═════ Record extracts

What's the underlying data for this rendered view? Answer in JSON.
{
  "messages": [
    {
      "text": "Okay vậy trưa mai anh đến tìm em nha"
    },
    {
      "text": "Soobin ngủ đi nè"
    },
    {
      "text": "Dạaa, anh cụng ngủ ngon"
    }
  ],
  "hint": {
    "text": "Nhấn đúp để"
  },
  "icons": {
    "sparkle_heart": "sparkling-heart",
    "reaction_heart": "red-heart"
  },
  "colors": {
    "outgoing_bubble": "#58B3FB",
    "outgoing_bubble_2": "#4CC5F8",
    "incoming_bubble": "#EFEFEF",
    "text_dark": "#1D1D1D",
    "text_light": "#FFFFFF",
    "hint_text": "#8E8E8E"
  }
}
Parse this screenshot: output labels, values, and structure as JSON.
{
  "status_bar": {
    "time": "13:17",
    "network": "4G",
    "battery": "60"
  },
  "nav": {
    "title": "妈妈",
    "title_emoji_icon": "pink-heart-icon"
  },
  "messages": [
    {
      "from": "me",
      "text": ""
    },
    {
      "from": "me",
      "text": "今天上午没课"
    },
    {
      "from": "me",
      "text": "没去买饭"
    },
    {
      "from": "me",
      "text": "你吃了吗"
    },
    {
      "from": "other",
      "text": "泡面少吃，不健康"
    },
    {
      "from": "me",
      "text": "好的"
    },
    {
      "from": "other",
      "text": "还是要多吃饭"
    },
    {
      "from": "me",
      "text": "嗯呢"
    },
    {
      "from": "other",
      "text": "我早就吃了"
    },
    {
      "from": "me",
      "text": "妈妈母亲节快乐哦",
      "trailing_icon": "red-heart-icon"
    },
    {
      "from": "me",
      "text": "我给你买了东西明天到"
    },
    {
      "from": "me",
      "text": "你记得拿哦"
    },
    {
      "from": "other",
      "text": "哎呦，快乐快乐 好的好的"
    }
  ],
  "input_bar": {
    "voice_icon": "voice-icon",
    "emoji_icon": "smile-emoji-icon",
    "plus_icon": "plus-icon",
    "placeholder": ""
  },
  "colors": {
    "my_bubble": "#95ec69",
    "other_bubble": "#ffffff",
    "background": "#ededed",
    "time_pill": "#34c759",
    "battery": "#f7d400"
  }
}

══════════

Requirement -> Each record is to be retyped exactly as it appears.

Reply to the exercise ->
What's the underlying data for this rendered view? Answer in JSON.
{
  "messages": [
    {
      "text": "Okay vậy trưa mai anh đến tìm em nha"
    },
    {
      "text": "Soobin ngủ đi nè"
    },
    {
      "text": "Dạaa, anh cụng ngủ ngon"
    }
  ],
  "hint": {
    "text": "Nhấn đúp để"
  },
  "icons": {
    "sparkle_heart": "sparkling-heart",
    "reaction_heart": "red-heart"
  },
  "colors": {
    "outgoing_bubble": "#58B3FB",
    "outgoing_bubble_2": "#4CC5F8",
    "incoming_bubble": "#EFEFEF",
    "text_dark": "#1D1D1D",
    "text_light": "#FFFFFF",
    "hint_text": "#8E8E8E"
  }
}
Parse this screenshot: output labels, values, and structure as JSON.
{
  "status_bar": {
    "time": "13:17",
    "network": "4G",
    "battery": "60"
  },
  "nav": {
    "title": "妈妈",
    "title_emoji_icon": "pink-heart-icon"
  },
  "messages": [
    {
      "from": "me",
      "text": ""
    },
    {
      "from": "me",
      "text": "今天上午没课"
    },
    {
      "from": "me",
      "text": "没去买饭"
    },
    {
      "from": "me",
      "text": "你吃了吗"
    },
    {
      "from": "other",
      "text": "泡面少吃，不健康"
    },
    {
      "from": "me",
      "text": "好的"
    },
    {
      "from": "other",
      "text": "还是要多吃饭"
    },
    {
      "from": "me",
      "text": "嗯呢"
    },
    {
      "from": "other",
      "text": "我早就吃了"
    },
    {
      "from": "me",
      "text": "妈妈母亲节快乐哦",
      "trailing_icon": "red-heart-icon"
    },
    {
      "from": "me",
      "text": "我给你买了东西明天到"
    },
    {
      "from": "me",
      "text": "你记得拿哦"
    },
    {
      "from": "other",
      "text": "哎呦，快乐快乐 好的好的"
    }
  ],
  "input_bar": {
    "voice_icon": "voice-icon",
    "emoji_icon": "smile-emoji-icon",
    "plus_icon": "plus-icon",
    "placeholder": ""
  },
  "colors": {
    "my_bubble": "#95ec69",
    "other_bubble": "#ffffff",
    "background": "#ededed",
    "time_pill": "#34c759",
    "battery": "#f7d400"
  }
}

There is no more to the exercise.